  • All ECB guidelines and recommendations should include exclusions of fossil fuels and the adoption of 1.5°C path alignment plans.

Our demands from the Banque de France

The bank of France must take a clear and public stance and use its position within the Eurosystem and the ECB’s Governing Council to favour the adoption of the measures mentioned above.

While the governor of the Banque de France claims he wants to make the ECB a “pioneer central bank in the fight against climate change”, it actually suggest to wait “3 to 5” more years to act. This delay totally contradicts the bank’s decision to reduce its investments in fossil fuels taken in January 2021. The Banque de France should build on this first step at the European level and push other NGFS members to follow this path. Furthermore, the bank can still improve its fossil fuel policy to:

  • Strengthening its opposition to any new fossil fuel project, by divesting from companies that continue to plan such projects after a first opposition vote.
  • Committing to progressively reduce its thresholds for oil and gas to exit fossil fuels by 2040 at the latest, and much sooner for unconventional oil and gas.

Our demands from the Network for Greening the Financial System (NGFS)

The NGFS should work towards the rapid reduction of greenhouse gas emissions and take decisive action rather than issuing mere recommendations. Using the best available scientific knowledge, the NGFS must promote concrete measures, starting with Reclaim Finance’s demands for the European Central Bank.

The NGFS must also amend its climate scenarios to reach a high environmental standard. This means:

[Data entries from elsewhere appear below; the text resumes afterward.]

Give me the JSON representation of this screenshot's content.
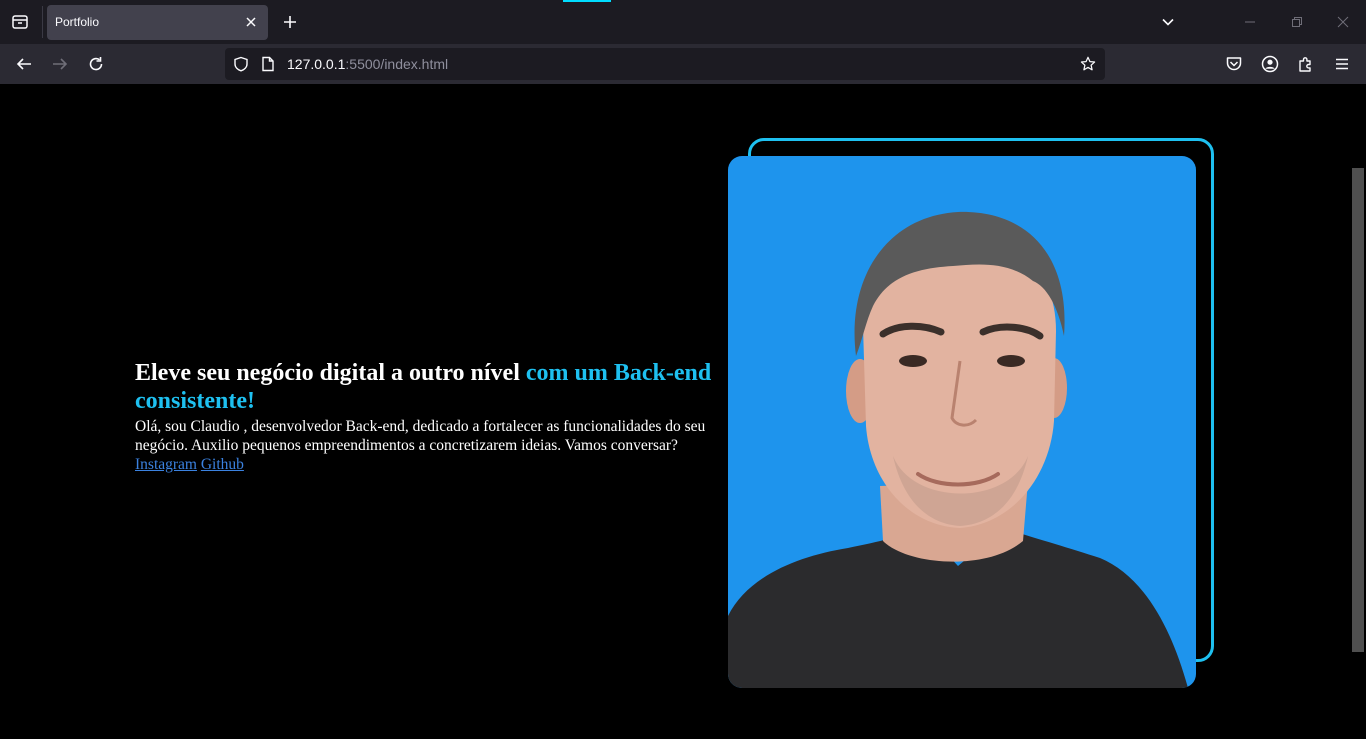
{
  "browser": {
    "tab_title": "Portfolio",
    "url_host": "127.0.0.1",
    "url_rest": ":5500/index.html"
  },
  "hero": {
    "headline_white": "Eleve seu negócio digital a outro nível ",
    "headline_accent": "com um Back-end consistente!",
    "description": "Olá, sou Claudio , desenvolvedor Back-end, dedicado a fortalecer as funcionalidades do seu negócio. Auxilio pequenos empreendimentos a concretizarem ideias. Vamos conversar?",
    "link_instagram": "Instagram",
    "link_github": "Github"
  },
  "colors": {
    "accent": "#1ec0f0",
    "photo_background": "#1e94ed",
    "page_background": "#000000",
    "link": "#3b82e0"
  },
  "icons": {
    "tab_list": "tab-list-icon",
    "close_tab": "close-icon",
    "new_tab": "plus-icon",
    "back": "arrow-left-icon",
    "forward": "arrow-right-icon",
    "reload": "reload-icon",
    "tracking_protection": "shield-icon",
    "page_info": "page-icon",
    "bookmark": "star-icon",
    "pocket": "pocket-icon",
    "account": "account-icon",
    "extensions": "puzzle-icon",
    "menu": "hamburger-icon"
  }
}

  • Using a reference scenario limiting global heating to 1.5ºC above pre-industrial levels;
  • Integrating the urgent need to exit fossil fuels and stop further investments in the sector; and
  • Considering the high uncertainty regarding carbon capture and storage technologies, and negative emission in general, by drastically limiting their weight in these scenarios.